Now, I have never really been a huge Mindy Kaling fan however, I will admit that she is extremely talented at her craft. When The Mindy Project was announced, I was rather thrilled that “Hollywood” was finally embracing an Indian woman, by giving Kaling her OWN show! Being a young woman of colour myself, I was excited to see what Kaling would add to the TV world in terms of diversity and how she would represent Indian people who are an extremely marginalized group on western TV.  After watching all episodes that have aired, diversity is something that one would find hard to associate with The Mindy Project. 

On March 11th, 2014 Kaling attended a panel at SXSW, and was posed a question about the lack of diversity on her show, to which Kaling proudly responded, “I’m a f*cking Indian woman who has her own f*cking network television show, okay?” Surely she could have put it more eloquently…

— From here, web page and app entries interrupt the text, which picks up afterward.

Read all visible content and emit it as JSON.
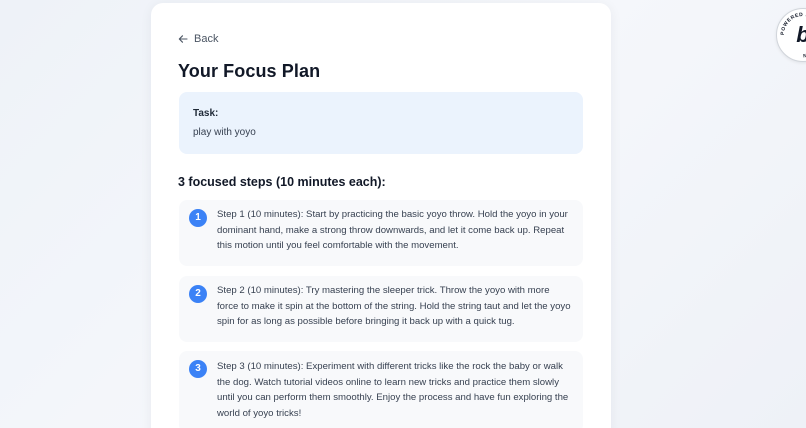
{
  "nav": {
    "back_label": "Back",
    "back_icon": "arrow-left-icon"
  },
  "page": {
    "title": "Your Focus Plan"
  },
  "task": {
    "label": "Task:",
    "text": "play with yoyo"
  },
  "steps_heading": "3 focused steps (10 minutes each):",
  "steps": [
    {
      "number": "1",
      "text": "Step 1 (10 minutes): Start by practicing the basic yoyo throw. Hold the yoyo in your dominant hand, make a strong throw downwards, and let it come back up. Repeat this motion until you feel comfortable with the movement."
    },
    {
      "number": "2",
      "text": "Step 2 (10 minutes): Try mastering the sleeper trick. Throw the yoyo with more force to make it spin at the bottom of the string. Hold the string taut and let the yoyo spin for as long as possible before bringing it back up with a quick tug."
    },
    {
      "number": "3",
      "text": "Step 3 (10 minutes): Experiment with different tricks like the rock the baby or walk the dog. Watch tutorial videos online to learn new tricks and practice them slowly until you can perform them smoothly. Enjoy the process and have fun exploring the world of yoyo tricks!"
    }
  ],
  "badge": {
    "letter": "b",
    "ring_text": "POWERED BY BOLT · MADE IN"
  },
  "colors": {
    "accent": "#3b82f6",
    "task_bg": "#ebf3fd",
    "step_bg": "#f8f9fb",
    "title": "#111827"
  }
}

As someone who is a minority, and that has been given the privilege of having a voice in a rather one-coloured industry, I don’t think that is a good enough response, Ms Kaling. Should she not be using that scope to promote multiculturalism, and change how people of colour are perceived in Hollywood.  However, maybe we all need to give Kaling the benefit of the doubt. It’s tough to hold onto your own show in today’s fast-paced television industry, where all the networks only seem to care about ratings over quality/content. Would a TV show with more ethnic diversity really have made it past season 1? Kaling is just playing it safe. At the end of the day, she needs to keep her job, and it seems the only way to do that is to mimic the casting of all the other shows on TV, but don’t forget to cast that one stereotypical person of colour (usually African American)… just for laughs.

*UPDATE* Perhaps due to media pressure/speculation surrounding Kaling’s lack of multicultural representation on her show she featured a non-white love interest and addressed her Indian heritage towards the end of Season 4.